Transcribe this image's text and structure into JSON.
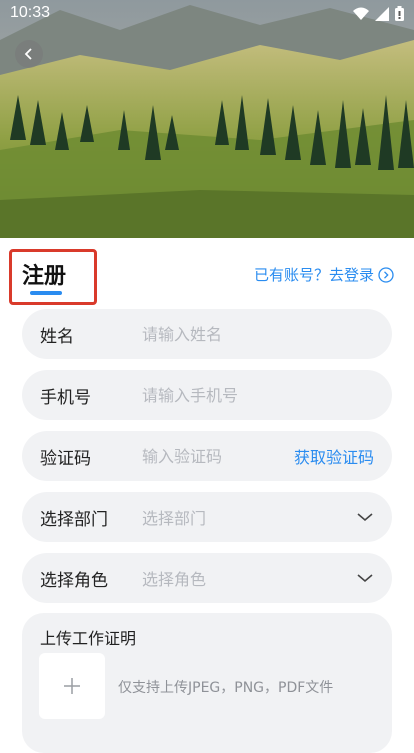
{
  "status_bar": {
    "time": "10:33"
  },
  "header": {
    "title": "注册",
    "login_link": "已有账号？去登录"
  },
  "form": {
    "name": {
      "label": "姓名",
      "placeholder": "请输入姓名"
    },
    "phone": {
      "label": "手机号",
      "placeholder": "请输入手机号"
    },
    "code": {
      "label": "验证码",
      "placeholder": "输入验证码",
      "button": "获取验证码"
    },
    "department": {
      "label": "选择部门",
      "placeholder": "选择部门"
    },
    "role": {
      "label": "选择角色",
      "placeholder": "选择角色"
    }
  },
  "upload": {
    "title": "上传工作证明",
    "hint": "仅支持上传JPEG，PNG，PDF文件"
  },
  "colors": {
    "accent": "#2a8cf0",
    "highlight_box": "#d93a2b",
    "field_bg": "#f1f2f4"
  },
  "icons": [
    "back-arrow-icon",
    "wifi-icon",
    "signal-icon",
    "battery-icon",
    "chevron-right-circle-icon",
    "chevron-down-icon",
    "plus-icon"
  ]
}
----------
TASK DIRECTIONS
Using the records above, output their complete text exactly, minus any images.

OUTPUT FOR THIS TASK
Transcribe this image's text and structure into JSON.
{
  "status_bar": {
    "time": "10:33"
  },
  "header": {
    "title": "注册",
    "login_link": "已有账号？去登录"
  },
  "form": {
    "name": {
      "label": "姓名",
      "placeholder": "请输入姓名"
    },
    "phone": {
      "label": "手机号",
      "placeholder": "请输入手机号"
    },
    "code": {
      "label": "验证码",
      "placeholder": "输入验证码",
      "button": "获取验证码"
    },
    "department": {
      "label": "选择部门",
      "placeholder": "选择部门"
    },
    "role": {
      "label": "选择角色",
      "placeholder": "选择角色"
    }
  },
  "upload": {
    "title": "上传工作证明",
    "hint": "仅支持上传JPEG，PNG，PDF文件"
  },
  "colors": {
    "accent": "#2a8cf0",
    "highlight_box": "#d93a2b",
    "field_bg": "#f1f2f4"
  },
  "icons": [
    "back-arrow-icon",
    "wifi-icon",
    "signal-icon",
    "battery-icon",
    "chevron-right-circle-icon",
    "chevron-down-icon",
    "plus-icon"
  ]
}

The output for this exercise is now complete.